** Material supplied follows **

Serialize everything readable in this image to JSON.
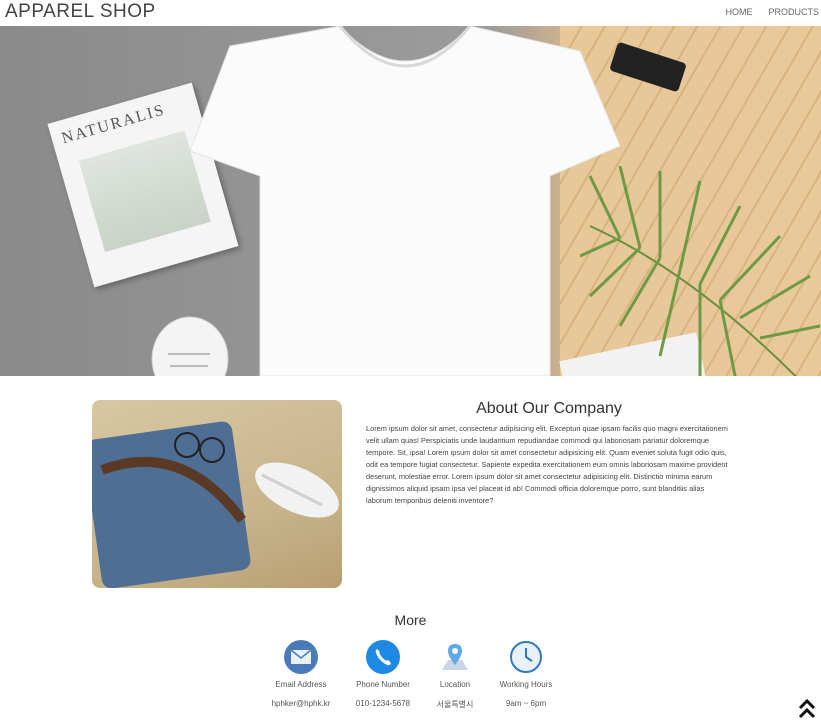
{
  "header": {
    "logo": "APPAREL SHOP",
    "nav": [
      {
        "label": "HOME"
      },
      {
        "label": "PRODUCTS"
      }
    ]
  },
  "hero": {
    "magazine_title": "NATURALIS"
  },
  "about": {
    "title": "About Our Company",
    "body": "Lorem ipsum dolor sit amet, consectetur adipisicing elit. Excepturi quae ipsam facilis quo magni exercitationem velit ullam quas! Perspiciatis unde laudantium repudiandae commodi qui laboriosam pariatur doloremque tempore. Sit, ipsa! Lorem ipsum dolor sit amet consectetur adipisicing elit. Quam eveniet soluta fugit odio quis, odit ea tempore fugiat consectetur. Sapiente expedita exercitationem eum omnis laboriosam maxime provident deserunt, molestiae error. Lorem ipsum dolor sit amet consectetur adipisicing elit. Distinctio minima earum dignissimos aliquid ipsam ipsa vel placeat id ab! Commodi officia doloremque porro, sunt blanditiis alias laborum temporibus deleniti inventore?"
  },
  "more": {
    "title": "More",
    "items": [
      {
        "icon": "email-icon",
        "label": "Email Address",
        "value": "hphker@hphk.kr"
      },
      {
        "icon": "phone-icon",
        "label": "Phone Number",
        "value": "010-1234-5678"
      },
      {
        "icon": "location-icon",
        "label": "Location",
        "value": "서울특별시"
      },
      {
        "icon": "clock-icon",
        "label": "Working Hours",
        "value": "9am ~ 6pm"
      }
    ]
  },
  "colors": {
    "accent_blue": "#1e88e5",
    "icon_blue": "#4a7ab7"
  }
}
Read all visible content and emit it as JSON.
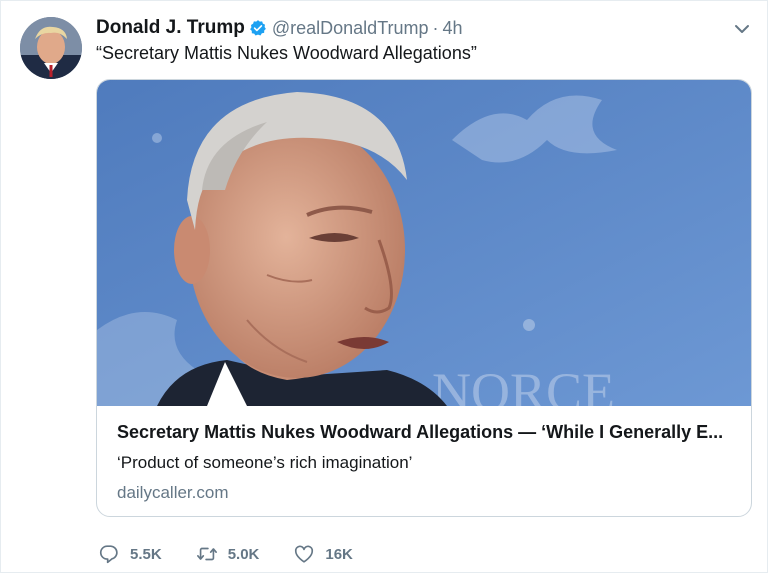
{
  "tweet": {
    "author_name": "Donald J. Trump",
    "handle": "@realDonaldTrump",
    "separator": "·",
    "time": "4h",
    "text": "“Secretary Mattis Nukes Woodward Allegations”",
    "verified": true
  },
  "card": {
    "title": "Secretary Mattis Nukes Woodward Allegations — ‘While I Generally E...",
    "description": "‘Product of someone’s rich imagination’",
    "domain": "dailycaller.com"
  },
  "actions": {
    "replies": "5.5K",
    "retweets": "5.0K",
    "likes": "16K"
  },
  "icons": {
    "verified": "verified-badge-icon",
    "caret": "chevron-down-icon",
    "reply": "reply-icon",
    "retweet": "retweet-icon",
    "like": "heart-icon"
  },
  "colors": {
    "verified_blue": "#1da1f2",
    "secondary_text": "#657786",
    "card_border": "#ccd6dd",
    "image_background": "#5b86c4"
  }
}
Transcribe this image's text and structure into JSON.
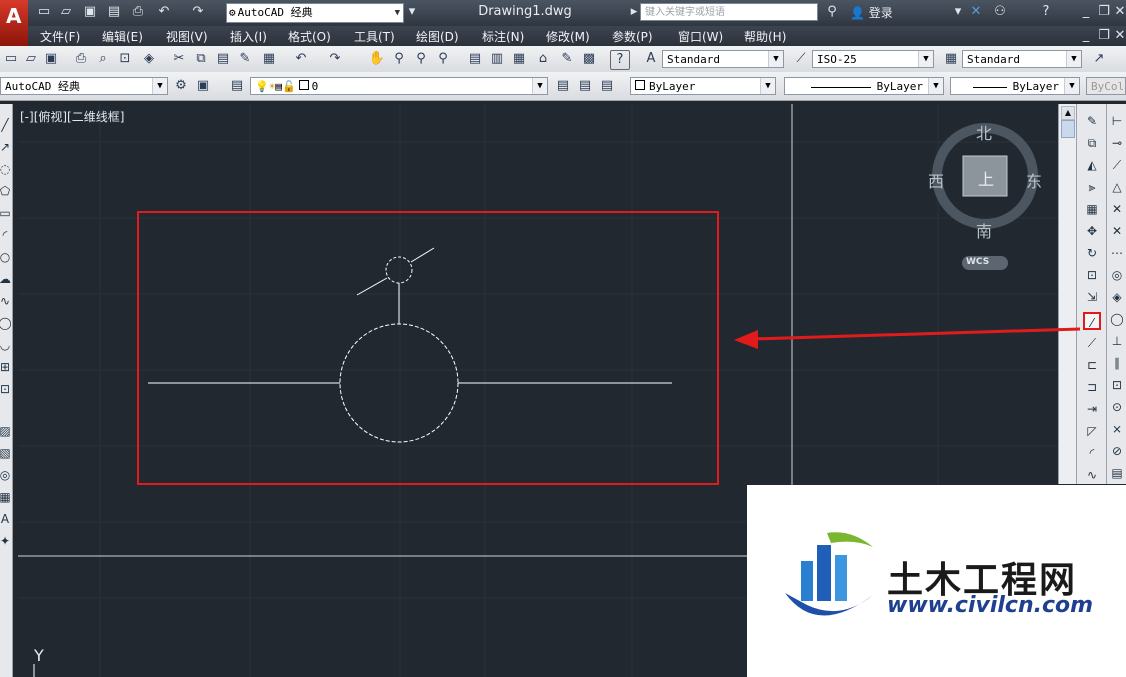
{
  "titlebar": {
    "workspace": "AutoCAD 经典",
    "document_title": "Drawing1.dwg",
    "search_placeholder": "键入关键字或短语",
    "login_label": "登录"
  },
  "menu": {
    "items": [
      "文件(F)",
      "编辑(E)",
      "视图(V)",
      "插入(I)",
      "格式(O)",
      "工具(T)",
      "绘图(D)",
      "标注(N)",
      "修改(M)",
      "参数(P)",
      "窗口(W)",
      "帮助(H)"
    ]
  },
  "styles_toolbar": {
    "text_style": "Standard",
    "dim_style": "ISO-25",
    "table_style": "Standard"
  },
  "layers_toolbar": {
    "workspace": "AutoCAD 经典",
    "current_layer": "0",
    "color": "ByLayer",
    "linetype": "ByLayer",
    "lineweight": "ByLayer",
    "plotstyle": "ByColor"
  },
  "viewport": {
    "label": "[-][俯视][二维线框]",
    "axis_y": "Y"
  },
  "viewcube": {
    "north": "北",
    "south": "南",
    "east": "东",
    "west": "西",
    "top": "上",
    "wcs": "WCS"
  },
  "watermark": {
    "title": "土木工程网",
    "url": "www.civilcn.com"
  },
  "colors": {
    "canvas": "#212830",
    "highlight": "#e11b1b",
    "drawing_line": "#ffffff"
  }
}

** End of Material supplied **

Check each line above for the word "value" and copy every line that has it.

        "value": "hphker@hphk.kr"
        "value": "010-1234-5678"
        "value": "서울특별시"
        "value": "9am ~ 6pm"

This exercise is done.